* Source material *
**********
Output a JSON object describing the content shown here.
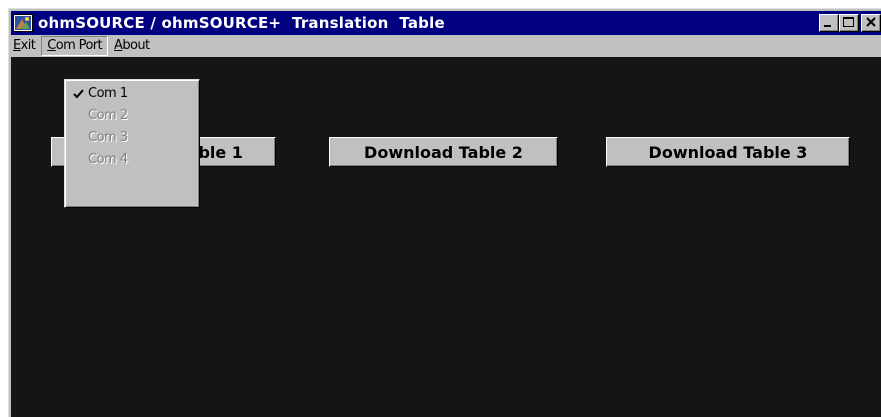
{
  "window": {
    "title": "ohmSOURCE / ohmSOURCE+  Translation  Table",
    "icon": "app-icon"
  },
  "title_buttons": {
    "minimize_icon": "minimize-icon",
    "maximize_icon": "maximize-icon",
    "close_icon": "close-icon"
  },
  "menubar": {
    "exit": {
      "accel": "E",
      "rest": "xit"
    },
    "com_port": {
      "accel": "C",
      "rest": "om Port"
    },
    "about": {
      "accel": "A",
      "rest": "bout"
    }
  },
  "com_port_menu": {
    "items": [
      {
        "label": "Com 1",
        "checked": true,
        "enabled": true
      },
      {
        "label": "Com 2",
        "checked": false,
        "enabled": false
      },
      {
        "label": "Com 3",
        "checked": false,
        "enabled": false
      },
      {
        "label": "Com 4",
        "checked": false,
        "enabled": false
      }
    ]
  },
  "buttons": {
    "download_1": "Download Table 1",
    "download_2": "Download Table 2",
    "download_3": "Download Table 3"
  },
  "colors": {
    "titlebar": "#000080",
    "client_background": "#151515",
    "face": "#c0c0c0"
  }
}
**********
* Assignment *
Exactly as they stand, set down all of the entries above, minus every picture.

* Exercise output *
Output a JSON object describing the content shown here.
{
  "window": {
    "title": "ohmSOURCE / ohmSOURCE+  Translation  Table",
    "icon": "app-icon"
  },
  "title_buttons": {
    "minimize_icon": "minimize-icon",
    "maximize_icon": "maximize-icon",
    "close_icon": "close-icon"
  },
  "menubar": {
    "exit": {
      "accel": "E",
      "rest": "xit"
    },
    "com_port": {
      "accel": "C",
      "rest": "om Port"
    },
    "about": {
      "accel": "A",
      "rest": "bout"
    }
  },
  "com_port_menu": {
    "items": [
      {
        "label": "Com 1",
        "checked": true,
        "enabled": true
      },
      {
        "label": "Com 2",
        "checked": false,
        "enabled": false
      },
      {
        "label": "Com 3",
        "checked": false,
        "enabled": false
      },
      {
        "label": "Com 4",
        "checked": false,
        "enabled": false
      }
    ]
  },
  "buttons": {
    "download_1": "Download Table 1",
    "download_2": "Download Table 2",
    "download_3": "Download Table 3"
  },
  "colors": {
    "titlebar": "#000080",
    "client_background": "#151515",
    "face": "#c0c0c0"
  }
}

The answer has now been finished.